Russia has clearly been making an effort to find a loophole in the functioning of interstate finances, particularly towards Turkey, because the summer tourist season is approaching.

Many Russians have been making holiday plans, and Turkey is one of the few remaining destinations where they can physically travel.

The Turkish hospitality industry is also interested in welcoming Russian guests, because last year they were the most numerous. Germans were the first, with around 3.8 million tourists in Turkey in the first 9 months.

Payments through the Russian payment system Mir somehow worked in Turkey last summer.

However, banks have stopped accepting payments through Mir, since Vladimir Komlev, director of the MIR Payment System operator NSPK, was placed on the list of persons under US sanctions.

This decision by the US Treasury Department made the otherwise small number of countries that accepted the Mir system to be reduced by 90%.

In other words, the personal sanctions against Vladimir Komlev "killed" the Kremlin's project to counter Western financial sanctions and remain on the international financial market.

Along with Turkish banks, banks in Egypt, Kazakhstan, Kyrgyzstan and other Central Asian countries also cancelled cooperation through the Russian Mir payment system.

Today, it is possible to do business through Mir only with partners in Belarus and partially in Armenia.

Nobody wants to be exposed to indirect sanctions

In 2014, Russia created the National Payment Card System Joint Stock Company (NSPK) in an attempt to amortise Western sanctions that had been gradually imposed on it due to the annexation of Crimea.

Although it never managed to establish its payment system on the international financial market, Moscow did not give up, even when the global companies Visa and MasterCard left Russia at the start of the aggression against Ukraine, and Russia was excluded from the telecommunications financial system SWIFT.

Moscow is out of touch with reality, which has also been shown by the Ministry of Finance's plans from last September which estimated that the number of countries that accepted the Mir card would be increased to 20 by 2025, and to 35 countries by 2030.

This projection was given at the same time as the Russian card market fell by 90% overnight due to US sanctions against the Director of NSPK.
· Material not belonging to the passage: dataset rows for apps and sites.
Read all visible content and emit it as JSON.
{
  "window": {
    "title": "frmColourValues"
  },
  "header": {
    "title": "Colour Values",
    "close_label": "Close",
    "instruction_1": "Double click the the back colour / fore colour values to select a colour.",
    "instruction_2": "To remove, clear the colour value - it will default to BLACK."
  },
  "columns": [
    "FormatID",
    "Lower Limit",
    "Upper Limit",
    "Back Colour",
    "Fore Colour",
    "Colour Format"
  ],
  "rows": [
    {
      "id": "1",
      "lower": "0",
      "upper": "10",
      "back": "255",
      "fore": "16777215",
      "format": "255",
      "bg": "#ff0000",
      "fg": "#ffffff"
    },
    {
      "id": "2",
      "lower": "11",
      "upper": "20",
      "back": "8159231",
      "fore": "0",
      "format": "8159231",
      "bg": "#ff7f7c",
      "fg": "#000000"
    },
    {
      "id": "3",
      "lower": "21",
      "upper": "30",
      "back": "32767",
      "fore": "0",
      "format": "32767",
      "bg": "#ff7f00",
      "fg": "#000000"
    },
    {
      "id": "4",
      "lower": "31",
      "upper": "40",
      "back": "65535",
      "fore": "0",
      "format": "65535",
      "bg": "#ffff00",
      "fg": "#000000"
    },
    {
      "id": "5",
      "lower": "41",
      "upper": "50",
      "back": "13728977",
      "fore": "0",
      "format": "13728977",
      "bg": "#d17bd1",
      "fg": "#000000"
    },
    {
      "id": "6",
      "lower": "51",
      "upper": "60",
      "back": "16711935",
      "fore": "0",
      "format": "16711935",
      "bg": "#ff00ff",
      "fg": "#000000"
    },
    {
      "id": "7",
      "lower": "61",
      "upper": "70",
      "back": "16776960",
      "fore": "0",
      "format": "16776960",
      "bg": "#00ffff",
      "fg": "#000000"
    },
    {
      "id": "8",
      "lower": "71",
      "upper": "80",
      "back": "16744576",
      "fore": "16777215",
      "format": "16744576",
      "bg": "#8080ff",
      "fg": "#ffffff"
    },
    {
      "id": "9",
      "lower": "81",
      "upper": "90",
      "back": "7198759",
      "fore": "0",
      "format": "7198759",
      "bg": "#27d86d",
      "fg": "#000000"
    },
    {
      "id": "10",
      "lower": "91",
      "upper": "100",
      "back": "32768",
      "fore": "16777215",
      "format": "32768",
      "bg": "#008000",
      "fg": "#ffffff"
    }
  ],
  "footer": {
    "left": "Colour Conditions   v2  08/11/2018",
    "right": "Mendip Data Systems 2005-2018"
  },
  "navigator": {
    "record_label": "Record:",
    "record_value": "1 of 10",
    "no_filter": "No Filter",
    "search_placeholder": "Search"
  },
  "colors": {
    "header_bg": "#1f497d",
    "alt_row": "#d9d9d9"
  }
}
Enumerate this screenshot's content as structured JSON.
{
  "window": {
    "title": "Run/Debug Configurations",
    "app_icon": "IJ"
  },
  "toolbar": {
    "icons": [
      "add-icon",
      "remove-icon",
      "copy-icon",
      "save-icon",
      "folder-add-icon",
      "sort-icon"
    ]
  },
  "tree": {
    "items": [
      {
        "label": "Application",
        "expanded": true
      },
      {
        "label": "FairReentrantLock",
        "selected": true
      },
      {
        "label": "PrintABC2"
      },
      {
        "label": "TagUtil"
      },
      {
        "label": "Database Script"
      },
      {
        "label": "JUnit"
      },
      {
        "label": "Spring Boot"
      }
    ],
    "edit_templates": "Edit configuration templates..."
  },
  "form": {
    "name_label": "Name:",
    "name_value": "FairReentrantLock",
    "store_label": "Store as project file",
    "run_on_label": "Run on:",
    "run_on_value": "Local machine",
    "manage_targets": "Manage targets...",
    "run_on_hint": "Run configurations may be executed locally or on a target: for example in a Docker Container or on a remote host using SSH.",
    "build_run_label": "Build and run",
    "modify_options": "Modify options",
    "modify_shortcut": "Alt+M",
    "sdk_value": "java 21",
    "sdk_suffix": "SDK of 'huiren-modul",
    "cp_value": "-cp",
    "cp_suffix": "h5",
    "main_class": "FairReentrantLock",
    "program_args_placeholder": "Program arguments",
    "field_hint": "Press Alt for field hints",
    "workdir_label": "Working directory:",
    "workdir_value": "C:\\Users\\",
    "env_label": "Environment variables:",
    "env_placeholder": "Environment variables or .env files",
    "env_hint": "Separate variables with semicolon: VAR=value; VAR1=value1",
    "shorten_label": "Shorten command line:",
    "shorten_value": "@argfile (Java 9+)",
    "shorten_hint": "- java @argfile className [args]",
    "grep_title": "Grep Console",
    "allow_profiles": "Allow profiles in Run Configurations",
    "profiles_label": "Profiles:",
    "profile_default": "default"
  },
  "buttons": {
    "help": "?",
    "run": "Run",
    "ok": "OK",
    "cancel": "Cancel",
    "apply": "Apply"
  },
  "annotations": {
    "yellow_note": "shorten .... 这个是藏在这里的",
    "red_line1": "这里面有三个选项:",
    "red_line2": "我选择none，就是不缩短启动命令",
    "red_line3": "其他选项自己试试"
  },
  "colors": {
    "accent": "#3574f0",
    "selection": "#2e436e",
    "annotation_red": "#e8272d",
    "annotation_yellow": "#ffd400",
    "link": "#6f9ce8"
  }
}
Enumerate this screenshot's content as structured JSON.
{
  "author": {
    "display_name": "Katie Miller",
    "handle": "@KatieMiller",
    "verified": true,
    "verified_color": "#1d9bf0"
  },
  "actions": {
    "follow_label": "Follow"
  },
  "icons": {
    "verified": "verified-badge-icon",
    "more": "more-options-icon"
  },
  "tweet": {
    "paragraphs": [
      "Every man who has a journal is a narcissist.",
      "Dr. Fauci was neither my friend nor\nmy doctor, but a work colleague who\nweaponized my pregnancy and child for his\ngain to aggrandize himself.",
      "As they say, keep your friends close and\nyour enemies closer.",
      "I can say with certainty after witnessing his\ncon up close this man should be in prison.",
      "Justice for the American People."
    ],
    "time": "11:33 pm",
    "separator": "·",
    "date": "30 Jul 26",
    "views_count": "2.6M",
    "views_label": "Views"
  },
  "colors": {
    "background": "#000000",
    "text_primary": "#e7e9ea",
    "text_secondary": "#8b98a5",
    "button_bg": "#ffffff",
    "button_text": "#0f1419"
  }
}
It is not at all realistic that Russia's position on the international financial market will improve, despite its attempts to find a loophole through which it could bypass sanctions.

Its financial products are toxic and there is no economy that will accept cooperation within the framework of the Mir system, or any alternative, because that would immediately represent participation in the violation of sanctions.

Possible panic demand for foreign currency

The expectations of Russian officials that they will find an alternative to Mir with Turkey are therefore without any basis.

They are just a reflection of the great concern of the establishment because they will soon face the dissatisfaction of millions of Russians who will not be able to go on vacation without worrying about how they will pay their expenses.

There is no solution, nor is it possible to find one in the next few months. All those who intend to travel to Turkey or elsewhere - those better-off Russians - will feel, perhaps for the first time, that their country is isolated. And that is bad for supporting the war campaign against Ukraine.

For the country, an even worse alternative, which will be a last resort for many, is for hundreds of thousands of Russians to start withdrawing dollars and euros from their accounts in a short period of time, or to exchange rubles for Western currencies, because that would be the only way to finance their holiday.

The demand for foreign currency in Russia would increase drastically in a short period of time, which will have an even more unfavourable effect on the exchange rate of the already weakened ruble.

At the same time, the state will barely be ready to sell large amounts of hard currency through the banks it controls, which could easily lead to the ruble not being exchangeable.

This summer, for the first time in Russia, hundreds of thousands of people, who are used to vacationing abroad, will remain "trapped".

They will stay at home furious, because for the first time, they will face a wall that the state has assured them is non-existent.

Source TA, Photo: Shutterstock